Tag Archives: Gender equality

Carol Tojeiro Featured in Cornell Policy Review

Today we would like to showcase the work of Maxwell student Carol Marina Tojeiro. Carol wrote a piece on gender inequality in the labor force in Argentina that was recently published in the Cornell Policy Review. The article discusses the significance of this issue in terms of Argentina’s economic growth and offers policy recommendations. Carol is a dual MA in Economics and International Relations candidate who will graduate this spring. Her experience at IOM in Ghana was previously featured on this blog.

The Key to Unlocking Argentina’s Economic Potential? Women’s Inclusion in the Labor Force

Excerpt:

Female participation in the Argentinian workforce is limited, as men comprise 75% of labor force participation, compared to just 41% of women, according to a 2016 study. While women represent a majority of Argentina’s highly educated population, various influences such as religion and traditional expectations of women and men, as well as limited options for childcare have pushed women out of the workforce to the detriment of the Argentine economy. To improve women’s access to employment and increase workforce productivity, the Argentine government must design and adopt inclusive gender-sensitive public policies, address social unrest, and measure the impact of such policies in addressing gender equality.
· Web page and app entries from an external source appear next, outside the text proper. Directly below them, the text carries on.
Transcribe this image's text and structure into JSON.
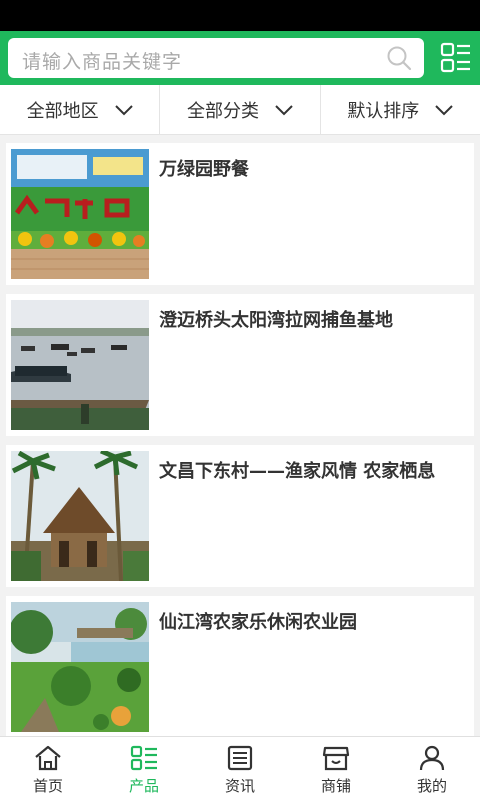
{
  "search": {
    "placeholder": "请输入商品关键字"
  },
  "filters": [
    {
      "label": "全部地区"
    },
    {
      "label": "全部分类"
    },
    {
      "label": "默认排序"
    }
  ],
  "products": [
    {
      "title": "万绿园野餐",
      "image": "park-garden-photo"
    },
    {
      "title": "澄迈桥头太阳湾拉网捕鱼基地",
      "image": "fishing-bay-photo"
    },
    {
      "title": "文昌下东村——渔家风情 农家栖息",
      "image": "coconut-village-photo"
    },
    {
      "title": "仙江湾农家乐休闲农业园",
      "image": "farm-garden-photo"
    }
  ],
  "tabs": [
    {
      "label": "首页",
      "icon": "home-icon"
    },
    {
      "label": "产品",
      "icon": "list-icon"
    },
    {
      "label": "资讯",
      "icon": "news-icon"
    },
    {
      "label": "商铺",
      "icon": "store-icon"
    },
    {
      "label": "我的",
      "icon": "user-icon"
    }
  ],
  "colors": {
    "brand": "#1fb85c",
    "text": "#333333",
    "placeholder": "#a9a9a9"
  },
  "active_tab": "产品"
}
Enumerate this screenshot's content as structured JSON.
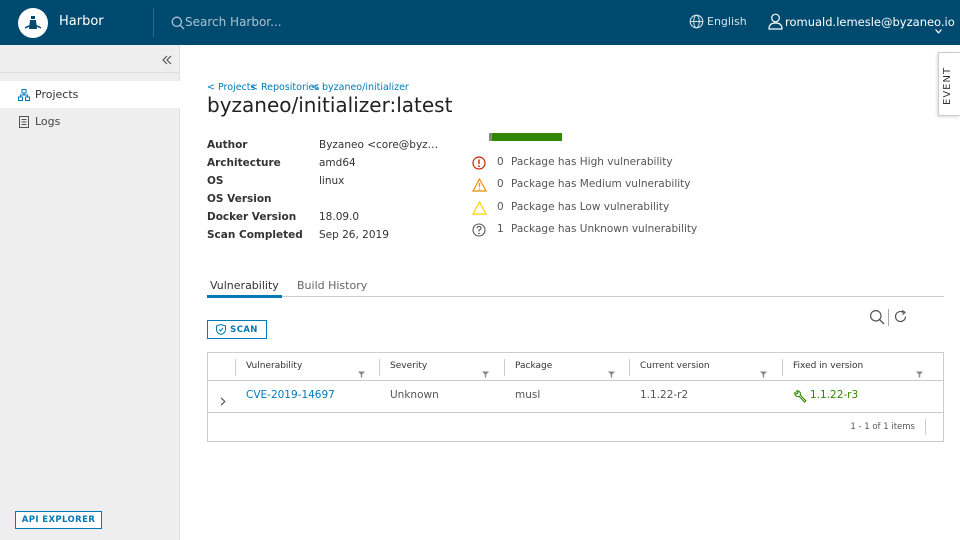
{
  "header": {
    "brand": "Harbor",
    "search_placeholder": "Search Harbor...",
    "language": "English",
    "user": "romuald.lemesle@byzaneo.io"
  },
  "sidebar": {
    "items": [
      {
        "label": "Projects",
        "icon": "projects-icon",
        "active": true
      },
      {
        "label": "Logs",
        "icon": "logs-icon",
        "active": false
      }
    ],
    "api_explorer": "API EXPLORER"
  },
  "event_tab": "EVENT",
  "breadcrumb": [
    "< Projects",
    "< Repositories",
    "< byzaneo/initializer"
  ],
  "title": "byzaneo/initializer:latest",
  "properties": [
    {
      "key": "Author",
      "value": "Byzaneo <core@byzaneo.io>"
    },
    {
      "key": "Architecture",
      "value": "amd64"
    },
    {
      "key": "OS",
      "value": "linux"
    },
    {
      "key": "OS Version",
      "value": ""
    },
    {
      "key": "Docker Version",
      "value": "18.09.0"
    },
    {
      "key": "Scan Completed",
      "value": "Sep 26, 2019"
    }
  ],
  "severity_summary": [
    {
      "count": "0",
      "label": "Package has High vulnerability",
      "icon": "error-circle-icon",
      "color": "#c92100"
    },
    {
      "count": "0",
      "label": "Package has Medium vulnerability",
      "icon": "warning-triangle-icon",
      "color": "#eb8d00"
    },
    {
      "count": "0",
      "label": "Package has Low vulnerability",
      "icon": "warning-triangle-outline-icon",
      "color": "#fdd006"
    },
    {
      "count": "1",
      "label": "Package has Unknown vulnerability",
      "icon": "question-circle-icon",
      "color": "#565656"
    }
  ],
  "colors": {
    "header": "#004a70",
    "accent": "#0079b8",
    "ok": "#318700"
  },
  "tabs": [
    "Vulnerability",
    "Build History"
  ],
  "scan_label": "SCAN",
  "grid": {
    "columns": [
      "Vulnerability",
      "Severity",
      "Package",
      "Current version",
      "Fixed in version"
    ],
    "rows": [
      {
        "vulnerability": "CVE-2019-14697",
        "severity": "Unknown",
        "package": "musl",
        "current": "1.1.22-r2",
        "fixed": "1.1.22-r3"
      }
    ],
    "footer": "1 - 1 of 1 items"
  }
}
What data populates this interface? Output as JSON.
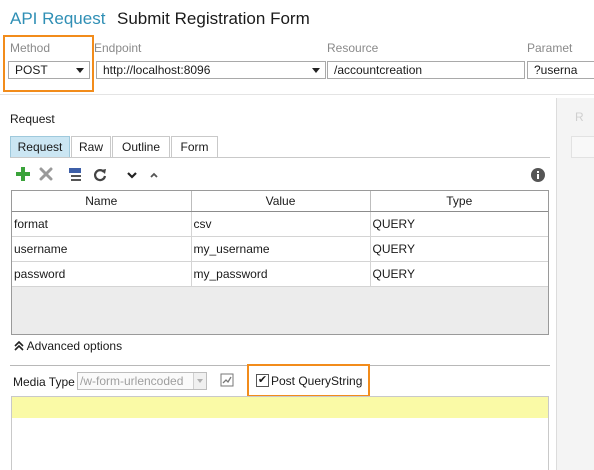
{
  "header": {
    "accent_title": "API Request",
    "title": "Submit Registration Form"
  },
  "columns": {
    "method_label": "Method",
    "endpoint_label": "Endpoint",
    "resource_label": "Resource",
    "params_label": "Paramet"
  },
  "fields": {
    "method": "POST",
    "endpoint": "http://localhost:8096",
    "resource": "/accountcreation",
    "params": "?userna"
  },
  "request": {
    "section_label": "Request",
    "tabs": [
      {
        "label": "Request",
        "active": true
      },
      {
        "label": "Raw",
        "active": false
      },
      {
        "label": "Outline",
        "active": false
      },
      {
        "label": "Form",
        "active": false
      }
    ],
    "toolbar_icons": [
      "add-icon",
      "delete-icon",
      "url-encode-icon",
      "refresh-icon",
      "move-down-icon",
      "move-up-icon",
      "info-icon"
    ],
    "grid": {
      "headers": [
        "Name",
        "Value",
        "Type"
      ],
      "rows": [
        {
          "name": "format",
          "value": "csv",
          "type": "QUERY"
        },
        {
          "name": "username",
          "value": "my_username",
          "type": "QUERY"
        },
        {
          "name": "password",
          "value": "my_password",
          "type": "QUERY"
        }
      ]
    },
    "advanced_label": "Advanced options",
    "media_type_label": "Media Type",
    "media_type_value": "/w-form-urlencoded",
    "post_querystring_label": "Post QueryString",
    "post_querystring_checked": true
  },
  "right_panel": {
    "ghost_label": "R"
  },
  "colors": {
    "accent": "#2f8fb5",
    "highlight_border": "#f28c1b",
    "active_tab": "#cbe6f3",
    "body_line": "#fafaa6"
  }
}
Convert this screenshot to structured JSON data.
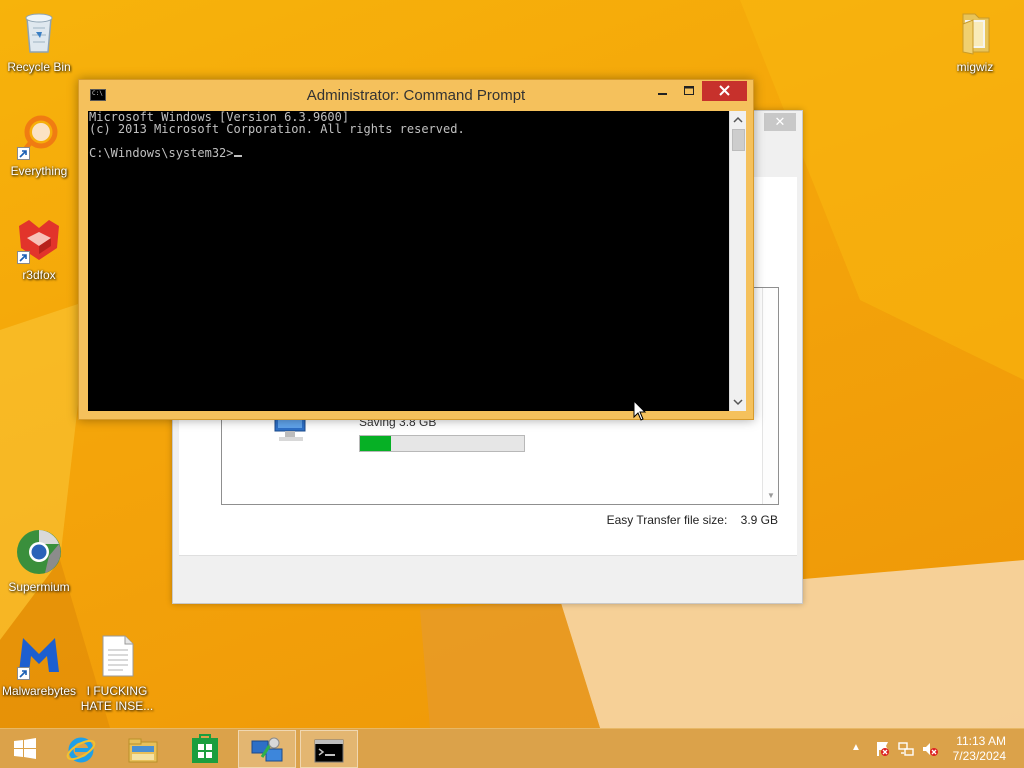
{
  "desktop": {
    "icons": [
      {
        "label": "Recycle Bin",
        "icon": "recycle-bin-icon"
      },
      {
        "label": "Everything",
        "icon": "everything-search-icon"
      },
      {
        "label": "r3dfox",
        "icon": "r3dfox-browser-icon"
      },
      {
        "label": "Supermium",
        "icon": "supermium-browser-icon"
      },
      {
        "label": "Malwarebytes",
        "icon": "malwarebytes-icon"
      },
      {
        "label": "I FUCKING HATE INSE...",
        "icon": "text-document-icon"
      },
      {
        "label": "migwiz",
        "icon": "folder-icon"
      }
    ]
  },
  "easy_transfer": {
    "status_text": "Saving 3.8 GB",
    "progress": 0.19,
    "file_size_label": "Easy Transfer file size:",
    "file_size_value": "3.9 GB",
    "close_glyph": "✕",
    "progress_color": "#06b025"
  },
  "cmd": {
    "title": "Administrator: Command Prompt",
    "icon_text": "C:\\",
    "lines": [
      "Microsoft Windows [Version 6.3.9600]",
      "(c) 2013 Microsoft Corporation. All rights reserved.",
      "",
      "C:\\Windows\\system32>"
    ],
    "close_color": "#c7312c",
    "frame_color": "#f5c15c"
  },
  "taskbar": {
    "buttons": [
      {
        "name": "start-button",
        "icon": "windows-logo-icon"
      },
      {
        "name": "internet-explorer-button",
        "icon": "internet-explorer-icon"
      },
      {
        "name": "file-explorer-button",
        "icon": "file-explorer-icon"
      },
      {
        "name": "store-button",
        "icon": "store-icon"
      },
      {
        "name": "easy-transfer-button",
        "icon": "easy-transfer-icon"
      },
      {
        "name": "command-prompt-button",
        "icon": "command-prompt-icon"
      }
    ],
    "tray": {
      "show_hidden_glyph": "▲",
      "icons": [
        "action-center-icon",
        "network-icon",
        "volume-muted-icon"
      ]
    },
    "clock": {
      "time": "11:13 AM",
      "date": "7/23/2024"
    }
  },
  "colors": {
    "wallpaper": "#f4a40a",
    "taskbar": "#dba24a"
  }
}
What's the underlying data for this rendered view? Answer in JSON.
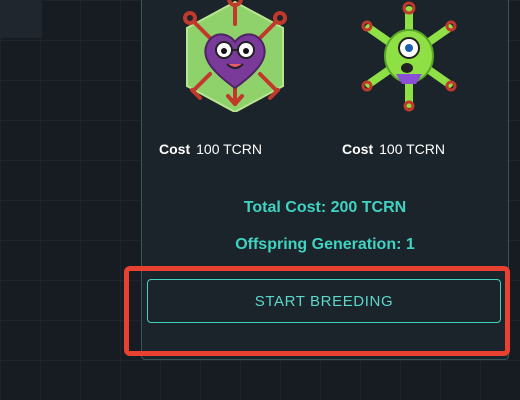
{
  "creatures": [
    {
      "name_icon": "purple-heart-creature-icon",
      "cost_label": "Cost",
      "cost_value": "100 TCRN"
    },
    {
      "name_icon": "green-cyclops-creature-icon",
      "cost_label": "Cost",
      "cost_value": "100 TCRN"
    }
  ],
  "summary": {
    "total_cost": "Total Cost: 200 TCRN",
    "offspring_generation": "Offspring Generation: 1"
  },
  "actions": {
    "start_breeding_label": "START BREEDING"
  },
  "colors": {
    "accent": "#3fd3c2",
    "highlight": "#e8412f",
    "panel": "#1b242b",
    "background": "#161c22"
  }
}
Carol Tojeiro.

Small Staff, Tight Budget-Challenges Carla Nodi Faced at UN Women in Chile

As an International Relations student focusing on women’s rights, I had the privilege of working with UN Women during my semester in Santiago, Chile. Chilean President Michelle Bachelet was actually the inaugural director of the organization in 2011, which makes the shared office space, small staff of four women, and equally small budget primarily sourced from the European Union an interesting challenge.

As an intern, I was responsible for facilitating internal operations through research, document drafting, and excel database development. I supported project implementation through inter-agency collaboration, communication with community stake-holders, and management of event logistics. I was able to participate in international campaigns such as the UNiTE campaign against gendered violence and the HeForShe campaign promoting an inclusive approach to gender equality; as well as domestic projects focusing on increased female political participation and leadership; street harassment; and closing the gendered wage gap in Chile.

In our world, 1 in every 3 women globally experiences physical or sexual violence. Millions of girls are being denied the opportunity to study, and two thirds of the illiterate population is made up of girls. Women struggle to enter the workforce, to be taken seriously, to rise to positions of leadership, and a significant wage gap leaves women more vulnerable to poverty. Only 22% of national parliaments are comprised of women, with only 11 serving as heads of state and 13 as heads of government. Women are disproportionately affected by health issues related to poverty, malnutrition, HIV/AIDS, domestic violence, war, and lack of reproductive rights.

Organizations such as United Nations Women become ever more critical in the global fight for equal access to education and quality health care; the right to equal wages and the ability to actively participate, serve, and lead in our political systems; the right to live without fear of violence and harassment. I am incredibly grateful for the perspective I have gained during this semester and I hope to see both the financial resources and program capacity of this young organization grow as the world begins to recognize the need to prioritize women’s rights for the benefit of society.

Carla Nodi (far right) holding up a UN women Sign in Santiago
Carla Nodi (far right) holding up a UN Women Sign in Santiago